Seattle is the home of Starbucks and you’ll find one on every street corner. Oysters and wild king salmon are also specialities here.
Restaurants serving eggs,tacos and enchiladas drowned in spicy red and green chilli sauces are a dime a dozen here.
The best of texas
It’s a super-sized state so start planning now to fit everything in.
City Slicker style
Go on a horse-back cattle drive on the outskirts of El Paso, Texas’ Mexican border town, at the Rio Grande Valley Ranch.
Quad bike past disused mine shafts in the desert around Terlingua, a town of free thinkers, frontiersmen and refugees from modern society who have set up shop in a remote part of the US.
In the night sky
Get up close with buffalo on the sprawling 30,000-acre Cibolo Creek Ranch near Marfa, then go star gazing under the crystal-clear night skies.
Tackle the Rio Grande river — with Mexico on one bank and US on the other — and raft through Santa Elena Canyon with the Far Flung Outdoor Centre in Terlingua.
A trek on the wild side
Big Bend National Park is home to amazing scenery and offers hikers some of the most spectacular and desolate trails in Texas. The ‘Lost Mine trail’ in the Chisos Mountains is worth ticking off.
Boozing with cowboys
Hit the booze in downtown Alpine with its classic bars packed with cowboys and thick Texan accents.
The music capital of Texas, Austin’s nightlife is the stuff of legends … and hangovers.
This railroad town turned artistic enclave is famous for the Marfa Lights — unexplained lights which appear on the horizon at dusk.
If you can forget about meat for two seconds, a quick look over the landscape reveals loads of cacti and agave plants — and they’re useful for a lot more than making tequila, the locals’ favourite drop.
The pads and fruit of this cactus are diced, sauteed and cooked with eggs. The bulbous purple fruit is also used for jam, wine and margarita mix.
This plant is top notch when it comes to making quality tequila.

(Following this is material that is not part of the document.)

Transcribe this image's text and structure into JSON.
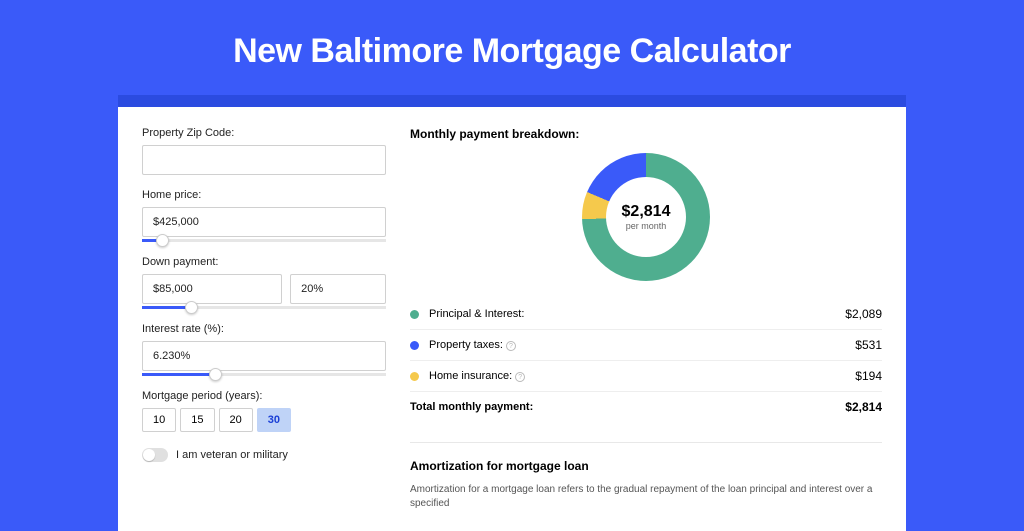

A hallucinogenic found in the south Texas desert, traditionally used by native American Indians and college kids looking for a hell of a high.
Avoid the sharp spines to pick the delicious fruits that taste like tart strawberries.
This cactus is boiled to extract its wax, which is used to make cosmetics as well as chocolates like M&Ms — it’s the candelilla that makes them ‘melt in your mouth, not in your hand’.
Crush the leaves of this bush and rub on a cut to coagulate the blood. Handy with so many spiky cacti around!